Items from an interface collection
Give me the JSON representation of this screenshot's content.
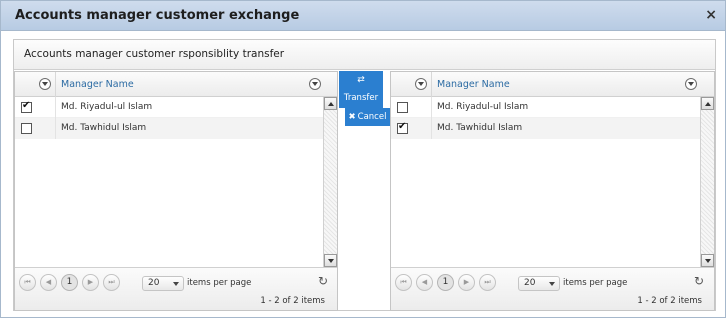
{
  "dialog": {
    "title": "Accounts manager customer exchange",
    "close_glyph": "×"
  },
  "panel": {
    "subtitle": "Accounts manager customer rsponsiblity transfer"
  },
  "actions": {
    "transfer_icon": "⇄",
    "transfer_label": "Transfer",
    "cancel_icon": "✖",
    "cancel_label": "Cancel"
  },
  "left_grid": {
    "column_header": "Manager Name",
    "rows": [
      {
        "name": "Md. Riyadul-ul Islam",
        "checked": true
      },
      {
        "name": "Md. Tawhidul Islam",
        "checked": false
      }
    ],
    "pager": {
      "first": "⏮",
      "prev": "◀",
      "page": "1",
      "next": "▶",
      "last": "⏭",
      "page_size": "20",
      "items_per_page_label": "items per page",
      "refresh_glyph": "↻",
      "info": "1 - 2 of 2 items"
    }
  },
  "right_grid": {
    "column_header": "Manager Name",
    "rows": [
      {
        "name": "Md. Riyadul-ul Islam",
        "checked": false
      },
      {
        "name": "Md. Tawhidul Islam",
        "checked": true
      }
    ],
    "pager": {
      "first": "⏮",
      "prev": "◀",
      "page": "1",
      "next": "▶",
      "last": "⏭",
      "page_size": "20",
      "items_per_page_label": "items per page",
      "refresh_glyph": "↻",
      "info": "1 - 2 of 2 items"
    }
  },
  "colors": {
    "titlebar": "#c3d4ea",
    "accent": "#2b7fd0",
    "header_link": "#2c6ba3"
  }
}
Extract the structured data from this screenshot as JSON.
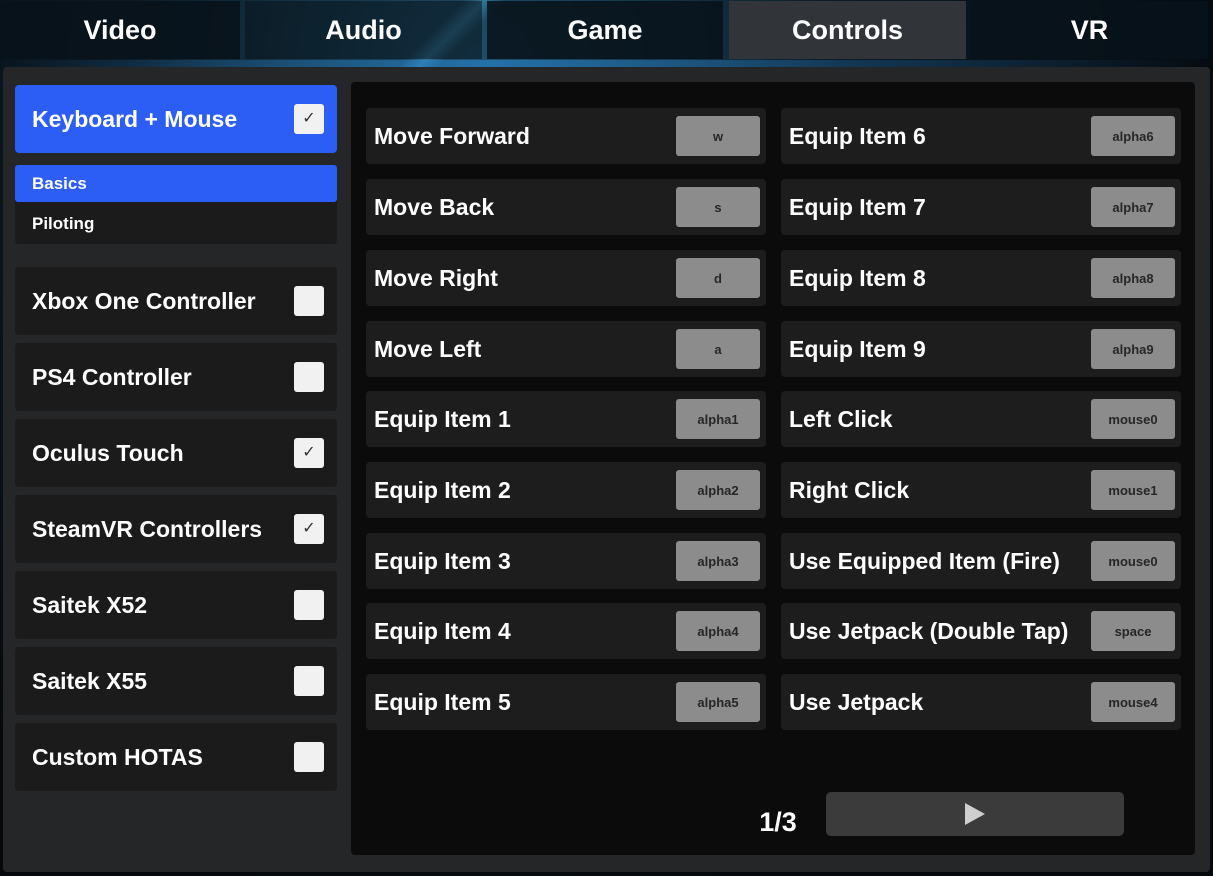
{
  "tabs": [
    {
      "label": "Video",
      "active": false
    },
    {
      "label": "Audio",
      "active": false
    },
    {
      "label": "Game",
      "active": false
    },
    {
      "label": "Controls",
      "active": true
    },
    {
      "label": "VR",
      "active": false
    }
  ],
  "devices": [
    {
      "label": "Keyboard + Mouse",
      "checked": true,
      "selected": true
    },
    {
      "label": "Xbox One Controller",
      "checked": false,
      "selected": false
    },
    {
      "label": "PS4 Controller",
      "checked": false,
      "selected": false
    },
    {
      "label": "Oculus Touch",
      "checked": true,
      "selected": false
    },
    {
      "label": "SteamVR Controllers",
      "checked": true,
      "selected": false
    },
    {
      "label": "Saitek X52",
      "checked": false,
      "selected": false
    },
    {
      "label": "Saitek X55",
      "checked": false,
      "selected": false
    },
    {
      "label": "Custom HOTAS",
      "checked": false,
      "selected": false
    }
  ],
  "categories": [
    {
      "label": "Basics",
      "active": true
    },
    {
      "label": "Piloting",
      "active": false
    }
  ],
  "bindings": {
    "left": [
      {
        "action": "Move Forward",
        "key": "w"
      },
      {
        "action": "Move Back",
        "key": "s"
      },
      {
        "action": "Move Right",
        "key": "d"
      },
      {
        "action": "Move Left",
        "key": "a"
      },
      {
        "action": "Equip Item 1",
        "key": "alpha1"
      },
      {
        "action": "Equip Item 2",
        "key": "alpha2"
      },
      {
        "action": "Equip Item 3",
        "key": "alpha3"
      },
      {
        "action": "Equip Item 4",
        "key": "alpha4"
      },
      {
        "action": "Equip Item 5",
        "key": "alpha5"
      }
    ],
    "right": [
      {
        "action": "Equip Item 6",
        "key": "alpha6"
      },
      {
        "action": "Equip Item 7",
        "key": "alpha7"
      },
      {
        "action": "Equip Item 8",
        "key": "alpha8"
      },
      {
        "action": "Equip Item 9",
        "key": "alpha9"
      },
      {
        "action": "Left Click",
        "key": "mouse0"
      },
      {
        "action": "Right Click",
        "key": "mouse1"
      },
      {
        "action": "Use Equipped Item (Fire)",
        "key": "mouse0"
      },
      {
        "action": "Use Jetpack (Double Tap)",
        "key": "space"
      },
      {
        "action": "Use Jetpack",
        "key": "mouse4"
      }
    ]
  },
  "pagination": {
    "label": "1/3",
    "next_icon": "play-triangle-icon"
  },
  "icons": {
    "check": "✓"
  },
  "colors": {
    "accent": "#2c5ef5",
    "key_bg": "#8c8c8c"
  }
}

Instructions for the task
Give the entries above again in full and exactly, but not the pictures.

Task solution
Give me the JSON representation of this screenshot's content.
{
  "dialog": {
    "title": "Accounts manager customer exchange",
    "close_glyph": "×"
  },
  "panel": {
    "subtitle": "Accounts manager customer rsponsiblity transfer"
  },
  "actions": {
    "transfer_icon": "⇄",
    "transfer_label": "Transfer",
    "cancel_icon": "✖",
    "cancel_label": "Cancel"
  },
  "left_grid": {
    "column_header": "Manager Name",
    "rows": [
      {
        "name": "Md. Riyadul-ul Islam",
        "checked": true
      },
      {
        "name": "Md. Tawhidul Islam",
        "checked": false
      }
    ],
    "pager": {
      "first": "⏮",
      "prev": "◀",
      "page": "1",
      "next": "▶",
      "last": "⏭",
      "page_size": "20",
      "items_per_page_label": "items per page",
      "refresh_glyph": "↻",
      "info": "1 - 2 of 2 items"
    }
  },
  "right_grid": {
    "column_header": "Manager Name",
    "rows": [
      {
        "name": "Md. Riyadul-ul Islam",
        "checked": false
      },
      {
        "name": "Md. Tawhidul Islam",
        "checked": true
      }
    ],
    "pager": {
      "first": "⏮",
      "prev": "◀",
      "page": "1",
      "next": "▶",
      "last": "⏭",
      "page_size": "20",
      "items_per_page_label": "items per page",
      "refresh_glyph": "↻",
      "info": "1 - 2 of 2 items"
    }
  },
  "colors": {
    "titlebar": "#c3d4ea",
    "accent": "#2b7fd0",
    "header_link": "#2c6ba3"
  }
}
Extract the structured data from this screenshot as JSON.
{
  "tabs": [
    {
      "label": "Video",
      "active": false
    },
    {
      "label": "Audio",
      "active": false
    },
    {
      "label": "Game",
      "active": false
    },
    {
      "label": "Controls",
      "active": true
    },
    {
      "label": "VR",
      "active": false
    }
  ],
  "devices": [
    {
      "label": "Keyboard + Mouse",
      "checked": true,
      "selected": true
    },
    {
      "label": "Xbox One Controller",
      "checked": false,
      "selected": false
    },
    {
      "label": "PS4 Controller",
      "checked": false,
      "selected": false
    },
    {
      "label": "Oculus Touch",
      "checked": true,
      "selected": false
    },
    {
      "label": "SteamVR Controllers",
      "checked": true,
      "selected": false
    },
    {
      "label": "Saitek X52",
      "checked": false,
      "selected": false
    },
    {
      "label": "Saitek X55",
      "checked": false,
      "selected": false
    },
    {
      "label": "Custom HOTAS",
      "checked": false,
      "selected": false
    }
  ],
  "categories": [
    {
      "label": "Basics",
      "active": true
    },
    {
      "label": "Piloting",
      "active": false
    }
  ],
  "bindings": {
    "left": [
      {
        "action": "Move Forward",
        "key": "w"
      },
      {
        "action": "Move Back",
        "key": "s"
      },
      {
        "action": "Move Right",
        "key": "d"
      },
      {
        "action": "Move Left",
        "key": "a"
      },
      {
        "action": "Equip Item 1",
        "key": "alpha1"
      },
      {
        "action": "Equip Item 2",
        "key": "alpha2"
      },
      {
        "action": "Equip Item 3",
        "key": "alpha3"
      },
      {
        "action": "Equip Item 4",
        "key": "alpha4"
      },
      {
        "action": "Equip Item 5",
        "key": "alpha5"
      }
    ],
    "right": [
      {
        "action": "Equip Item 6",
        "key": "alpha6"
      },
      {
        "action": "Equip Item 7",
        "key": "alpha7"
      },
      {
        "action": "Equip Item 8",
        "key": "alpha8"
      },
      {
        "action": "Equip Item 9",
        "key": "alpha9"
      },
      {
        "action": "Left Click",
        "key": "mouse0"
      },
      {
        "action": "Right Click",
        "key": "mouse1"
      },
      {
        "action": "Use Equipped Item (Fire)",
        "key": "mouse0"
      },
      {
        "action": "Use Jetpack (Double Tap)",
        "key": "space"
      },
      {
        "action": "Use Jetpack",
        "key": "mouse4"
      }
    ]
  },
  "pagination": {
    "label": "1/3",
    "next_icon": "play-triangle-icon"
  },
  "icons": {
    "check": "✓"
  },
  "colors": {
    "accent": "#2c5ef5",
    "key_bg": "#8c8c8c"
  }
}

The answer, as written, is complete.